### WORK TO BE COMPLETED
In the listing below, find each line that holds "abito" and list it.

### ENTRIES SUPPLIED
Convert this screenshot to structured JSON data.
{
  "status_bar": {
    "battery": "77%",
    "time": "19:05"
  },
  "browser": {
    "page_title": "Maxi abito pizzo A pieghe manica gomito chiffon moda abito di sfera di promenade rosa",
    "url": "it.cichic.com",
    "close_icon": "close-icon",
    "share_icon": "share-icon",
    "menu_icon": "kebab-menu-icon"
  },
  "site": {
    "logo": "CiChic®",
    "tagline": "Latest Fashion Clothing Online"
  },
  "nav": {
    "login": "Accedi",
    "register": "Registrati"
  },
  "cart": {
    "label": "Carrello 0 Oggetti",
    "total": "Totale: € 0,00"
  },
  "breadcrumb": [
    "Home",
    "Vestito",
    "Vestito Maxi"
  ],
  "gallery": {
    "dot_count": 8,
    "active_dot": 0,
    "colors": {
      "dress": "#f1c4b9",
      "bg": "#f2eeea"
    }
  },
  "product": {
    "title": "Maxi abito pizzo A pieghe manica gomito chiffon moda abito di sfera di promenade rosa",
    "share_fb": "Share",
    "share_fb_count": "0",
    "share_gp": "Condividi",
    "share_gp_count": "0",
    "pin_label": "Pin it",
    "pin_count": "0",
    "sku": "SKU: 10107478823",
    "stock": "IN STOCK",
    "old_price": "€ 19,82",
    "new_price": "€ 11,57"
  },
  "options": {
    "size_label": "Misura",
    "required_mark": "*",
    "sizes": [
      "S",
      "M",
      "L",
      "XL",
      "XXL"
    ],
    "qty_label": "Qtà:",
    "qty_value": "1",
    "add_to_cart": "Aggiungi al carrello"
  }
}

### RESULT OF THE EXERCISE
    "page_title": "Maxi abito pizzo A pieghe manica gomito chiffon moda abito di sfera di promenade rosa",
    "title": "Maxi abito pizzo A pieghe manica gomito chiffon moda abito di sfera di promenade rosa",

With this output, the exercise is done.